That thing they say on airplanes when they talk about the oxygen masks - first help yourself, then help others - may sound like an invitation to selfishness, but it's actually completely sensible. Without that mask on, I might faint, and couldn't help anyone then. If you don't look after yourself first, you may end up being unavailable for helping others.

The same is true in everyday workplace situations. Caring about one's teams and colleagues is important, and it won't be possible after some point if there's no self care. This little thread on Twitter really hits home on that.

Tags: work

German Humour and Wagner Music

2022-07-03 — Michael Haupt

There is such a thing as German humour, and Loriot defines it. Also, when it comes to "German" music, Wagner is probably on the top ten list of those who define it.

What happens if you combine the two?

You get "Loriot erzählt Richard Wagners Ring des Nibelungen", a collection of musical snippets from the vast 16-hour opera cycle, with the key story line narrated by Loriot in his unmistakeable precise and ever so slightly ironic style. I'm sorry, you need to be able to understand German to appreciate this, but here's a review that also summarises a bit.

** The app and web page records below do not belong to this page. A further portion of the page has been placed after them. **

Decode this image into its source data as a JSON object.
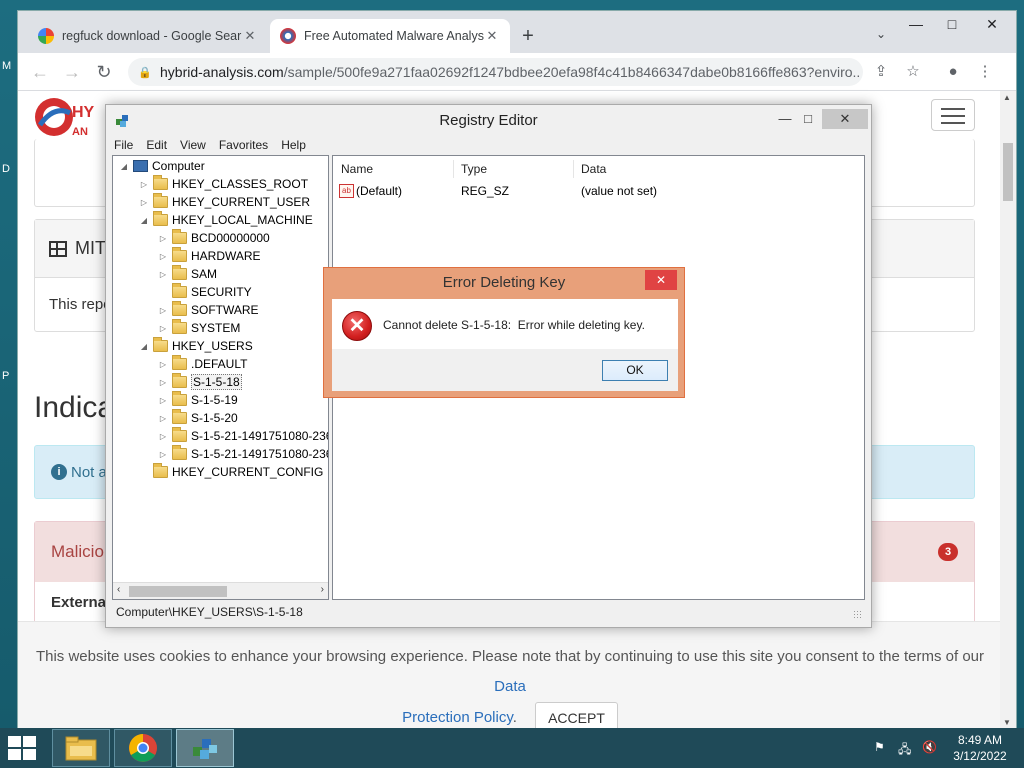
{
  "browser": {
    "tabs": [
      {
        "title": "regfuck download - Google Sear",
        "active": false
      },
      {
        "title": "Free Automated Malware Analys",
        "active": true
      }
    ],
    "url_host": "hybrid-analysis.com",
    "url_path": "/sample/500fe9a271faa02692f1247bdbee20efa98f4c41b8466347dabe0b8166ffe863?enviro..."
  },
  "page": {
    "logo_top": "HY",
    "logo_bottom": "AN",
    "card_mitre_title": "MIT",
    "card_mitre_body": "This repo",
    "indicators_heading": "Indica",
    "info_alert": "Not a",
    "malicious_title": "Malicio",
    "malicious_count": "3",
    "external_label": "External",
    "cookie_text": "This website uses cookies to enhance your browsing experience. Please note that by continuing to use this site you consent to the terms of our",
    "cookie_link": "Data Protection Policy",
    "cookie_link_part1": "Data",
    "cookie_link_part2": "Protection Policy",
    "cookie_period": ".",
    "accept_label": "ACCEPT"
  },
  "regedit": {
    "title": "Registry Editor",
    "menu": [
      "File",
      "Edit",
      "View",
      "Favorites",
      "Help"
    ],
    "tree": [
      {
        "label": "Computer",
        "level": 0,
        "expanded": true,
        "icon": "computer"
      },
      {
        "label": "HKEY_CLASSES_ROOT",
        "level": 1,
        "expanded": false
      },
      {
        "label": "HKEY_CURRENT_USER",
        "level": 1,
        "expanded": false
      },
      {
        "label": "HKEY_LOCAL_MACHINE",
        "level": 1,
        "expanded": true
      },
      {
        "label": "BCD00000000",
        "level": 2,
        "expanded": false
      },
      {
        "label": "HARDWARE",
        "level": 2,
        "expanded": false
      },
      {
        "label": "SAM",
        "level": 2,
        "expanded": false
      },
      {
        "label": "SECURITY",
        "level": 2,
        "expanded": null
      },
      {
        "label": "SOFTWARE",
        "level": 2,
        "expanded": false
      },
      {
        "label": "SYSTEM",
        "level": 2,
        "expanded": false
      },
      {
        "label": "HKEY_USERS",
        "level": 1,
        "expanded": true
      },
      {
        "label": ".DEFAULT",
        "level": 2,
        "expanded": false
      },
      {
        "label": "S-1-5-18",
        "level": 2,
        "expanded": false,
        "selected": true
      },
      {
        "label": "S-1-5-19",
        "level": 2,
        "expanded": false
      },
      {
        "label": "S-1-5-20",
        "level": 2,
        "expanded": false
      },
      {
        "label": "S-1-5-21-1491751080-236",
        "level": 2,
        "expanded": false
      },
      {
        "label": "S-1-5-21-1491751080-236",
        "level": 2,
        "expanded": false
      },
      {
        "label": "HKEY_CURRENT_CONFIG",
        "level": 1,
        "expanded": null
      }
    ],
    "columns": {
      "name": "Name",
      "type": "Type",
      "data": "Data"
    },
    "values": [
      {
        "name": "(Default)",
        "type": "REG_SZ",
        "data": "(value not set)"
      }
    ],
    "status_path": "Computer\\HKEY_USERS\\S-1-5-18"
  },
  "error_dialog": {
    "title": "Error Deleting Key",
    "message": "Cannot delete S-1-5-18:  Error while deleting key.",
    "ok_label": "OK"
  },
  "taskbar": {
    "time": "8:49 AM",
    "date": "3/12/2022"
  },
  "colors": {
    "dialog_accent": "#e8a07a",
    "taskbar": "#1f4a58",
    "desktop": "#1b6a7d"
  }
}
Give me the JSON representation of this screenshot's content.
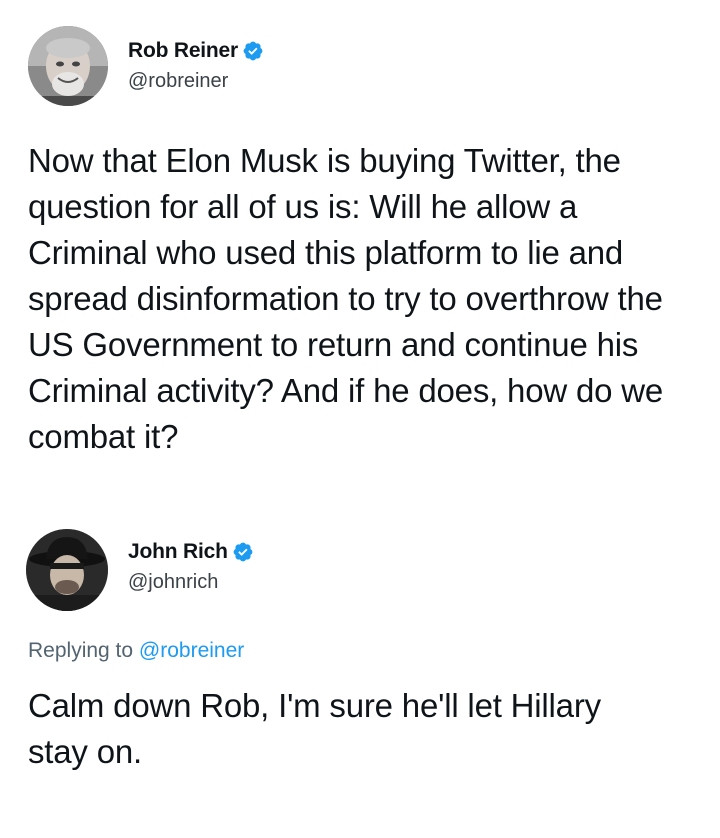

It's sad that the 'tubes don't seem to have a trace of this gem, so I advise you to go get a recording and listen to it. Chuckles guaranteed.

Tags: music